Tag Archives: Facebook

This is Summer Camp?


My husband reads the Wall Street Journal in about an hour, most days. I peruse it in a nanosecond, most days. But when something catches my eye I settle in for some good content. Recently a blurb about a rite of passage, summer camp, caught my eye. “Parents scrutinize photos for clues.” I read on.

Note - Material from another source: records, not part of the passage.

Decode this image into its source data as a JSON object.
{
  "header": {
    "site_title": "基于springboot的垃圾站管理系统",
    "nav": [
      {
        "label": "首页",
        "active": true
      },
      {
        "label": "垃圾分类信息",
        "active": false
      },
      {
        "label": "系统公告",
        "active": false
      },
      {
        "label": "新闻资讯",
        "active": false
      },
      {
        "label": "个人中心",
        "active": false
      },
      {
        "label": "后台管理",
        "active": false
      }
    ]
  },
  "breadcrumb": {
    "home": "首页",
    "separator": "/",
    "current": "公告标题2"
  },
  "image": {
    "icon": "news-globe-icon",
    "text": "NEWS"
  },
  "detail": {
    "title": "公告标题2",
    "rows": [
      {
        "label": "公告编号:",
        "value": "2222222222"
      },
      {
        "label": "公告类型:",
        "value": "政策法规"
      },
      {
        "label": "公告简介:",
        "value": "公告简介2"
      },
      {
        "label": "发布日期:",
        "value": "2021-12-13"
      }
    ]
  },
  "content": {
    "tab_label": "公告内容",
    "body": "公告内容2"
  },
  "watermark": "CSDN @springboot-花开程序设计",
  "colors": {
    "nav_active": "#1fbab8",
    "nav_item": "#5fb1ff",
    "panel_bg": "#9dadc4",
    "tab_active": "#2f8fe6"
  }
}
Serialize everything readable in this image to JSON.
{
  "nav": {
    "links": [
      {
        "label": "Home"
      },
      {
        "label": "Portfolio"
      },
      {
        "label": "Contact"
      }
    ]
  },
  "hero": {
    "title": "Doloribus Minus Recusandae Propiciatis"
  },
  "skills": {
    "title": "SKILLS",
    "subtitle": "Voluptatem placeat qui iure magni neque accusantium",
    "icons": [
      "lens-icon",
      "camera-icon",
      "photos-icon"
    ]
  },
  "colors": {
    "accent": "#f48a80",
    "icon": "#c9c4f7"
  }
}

According to this article, many camps nowadays have a photo gallery where parents can log-in to watch their kids. Some parents even tell their kids ahead of time to give signals such as a thumbs-up when photographers are hovering so they’ll know their child is “alright.”  And if little Suzie wasn’t chosen to be the captain of the kickball team or is wearing the flip-flops of someone else, parents can send “polite” emails to counselors in order to rectify such situations. Some parents set their alarms for the middle of the night to check the “updated gallery”.
Surely this is a hoax. Have I been in some time warp and it’s really April and not August and the WSJ is making some not-funny joke about this beloved institution? This just sounds so wrong to me on so many levels! (The least of which is how utterly Orwellian it is!) Shouldn’t children know that at least somewhere on the planet their every move isn’t going to be scrutinized by someone? Wouldn’t summer camp be the perfect place to let a kid just be … a kid?
Attending GA Camp was the pinnacle of my summertime fun as a child. GA is Baptist-talk for “Girls Auxiliary.” If you were a little girl Baptist you were a GA and went to GA camp. If you were a little boy Baptist, you were a “Royal Ambassador” and went to RA Camp. The camp I attended was located somewhere north of Greenville, SC, in an area lush and woodsy. It smelled green. At the time it didn’t matter that woodsy meant tick-infested. Or that lush meant slippery moss. Or that green meant poison ivy. Nobody died.
Days spent at GA camp were simple and carefree. Upon arrival girls were assigned cabins and the most critical event of the week happened in the first 5 minutes – whether or not you landed a top bunk. After that it was a breeze. Revelry woke us up and taps put us to sleep. In between were hours of pure bliss. There was a happy routine of craft time, play time, skit time, slipping and sliding in-the-creek time with a good dose of chapel thrown in to satisfy all the Baptists back at home. Accommodations were crudely built cabins with slamming screen doors as the only ventilation. It was hot as hades and we loved it. The stuff our parents had packed for us mostly stayed packed. We could wear a favorite shirt and shorts “set” five days in a row and nobody cared. Topics of conversation were endless but always came back to boys. It was a week of living-in-the-moment with not a thought for anything or anyone other than the next skit or who might be called on to pray before the next meal. The last thing on our minds was what was happening back at home. We were free; supervised, yes; but in our little minds, we were free.
But now, according to the news article, those days are gone. Camps have sold out to the man, er … the mama.
As I finished reading and was tsk, tsking about these helicopter parents, I popped over to Facebook to get other news from the not-so-esoteric side of the current events spectrum. There was a post by a friend. Nothing surprising there but she had posted a picture of her son who was away … at camp! In the photograph he was shirtless and sitting on a rock; he looked fit and healthy. She said he looked like he missed his mama. I said if looks could kill that camp would’ve had a dead photographer on their hands.
Parenting trends come and go.
Social media touches us daily and for the most part, it’s good, I think.
But summer camp!  Ah … that’s something better left untouched.